(Note from Dawn: For those of us in recovery, doesn't matter how cheap that beer is - we can't have it. Replace above with - "look forward to and choosing Tim Horton's over Starbucks." And - we should all be on a budget.)
2. At the end of every day, write down the five things that brought moments of peace or a feeling of plenty.
Sometimes it's when a friend treats you to lunch or the repair bill is less than you imagined.
3. Don't cry over the spilled milk or the spent pennies.
This is especially important if you have overspent around the holidays. "Just wipe it up," she says. "Forgive yourself. Get back on track."
4. Monitor the money you spend daily.
Keep a little pad and write down what you spend each day. If there isn't money for going out to the movies, stay in. Know exactly how much money you have and how much you owe. "The amount of money currently in your bank account is a fact," she says. "The amount you spend today is a choice. And the way you reconcile both is through clarity."
5. Bring back grandmother's envelope system.
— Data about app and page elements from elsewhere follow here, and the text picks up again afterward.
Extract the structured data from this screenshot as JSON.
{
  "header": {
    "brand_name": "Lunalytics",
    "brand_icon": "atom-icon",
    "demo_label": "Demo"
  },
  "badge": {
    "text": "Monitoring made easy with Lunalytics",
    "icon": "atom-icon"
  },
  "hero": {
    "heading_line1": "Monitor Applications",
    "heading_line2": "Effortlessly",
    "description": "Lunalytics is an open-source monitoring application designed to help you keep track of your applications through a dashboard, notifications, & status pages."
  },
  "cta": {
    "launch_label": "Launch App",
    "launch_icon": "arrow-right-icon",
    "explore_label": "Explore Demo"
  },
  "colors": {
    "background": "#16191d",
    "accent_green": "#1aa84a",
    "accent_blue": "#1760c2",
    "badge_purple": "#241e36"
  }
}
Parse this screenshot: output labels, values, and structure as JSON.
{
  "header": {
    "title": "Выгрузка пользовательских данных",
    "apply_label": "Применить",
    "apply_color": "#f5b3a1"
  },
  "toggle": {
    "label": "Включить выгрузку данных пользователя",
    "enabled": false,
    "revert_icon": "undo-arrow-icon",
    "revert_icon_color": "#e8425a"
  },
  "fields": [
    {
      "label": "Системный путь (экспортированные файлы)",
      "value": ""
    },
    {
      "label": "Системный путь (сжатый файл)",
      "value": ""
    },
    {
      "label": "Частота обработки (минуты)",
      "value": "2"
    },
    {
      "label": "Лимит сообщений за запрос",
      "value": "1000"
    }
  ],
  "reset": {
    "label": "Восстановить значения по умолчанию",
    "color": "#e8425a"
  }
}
Allocate cash for all spending. It's old-fashioned, but Ban Breathnach says this system really works to get you back on the path to solvency. "Go get a new envelope and mark it, ‛Just for Me,'" she recommends. Take your loose cash and change, put it in the envelope and hold it in your hand. "For those of us learning the way to financial serenity and solvency, the envelope system teaches prudence, patience and perseverance. You can only spend what you have. The tangible feel of those envelopes keeps our impulses in check."
6. Adopt the "Million Dollar Baby" rule.
Protect yourself at all times. That's the advice Clint Eastwood doles out in the Academy Award-winning movie Million Dollar Baby in his role as a trainer for Hillary Swank's character, a thirtysomething waitress who dreams of being a professional boxer. Ban Breathnach advises keeping a separate bank account in your own name. "Have a pin money stash at home," she says. "Pin money stashes grow quickly and will reward you with a growing sense of financial serenity."
7. Seek well-spent moments.
Money can't buy a truly well-spent moment. "Keep track of your well-spent moments every day with gratitude," she says, "and you will accumulate a private numbered account of wealth and wisdom the world cannot take away from you."
8. Keep a contentment chest.
Cover an ordinary lidded gift box with beautiful fabric and collect what makes you happy, one clipping at a time. "Our sacred passions and wants become secretive and shameful because we believe we can't afford our dreams now," she says. "So create a holding place. Inside mine is a travel promotion on cardboard about great train journeys I hope to go on someday (for example, the Art Deco Orient Express from London to Venice), letters I've saved, matches from wonderful bars and restaurants."
9. Take a day and don't spend.
See how it feels. You might start to feel itchy. "Thrift is a thrill -- an art to be enjoyed today, making possible contented tomorrows."
10. Learn to live by your own purse.
"There is nothing that I ever bought -- not art or designer clothing -- that feels as good as solvency and having the money for the unexpected," Ban Breathnach says. "Winter does come. We need a coat. It does rain. We need an umbrella."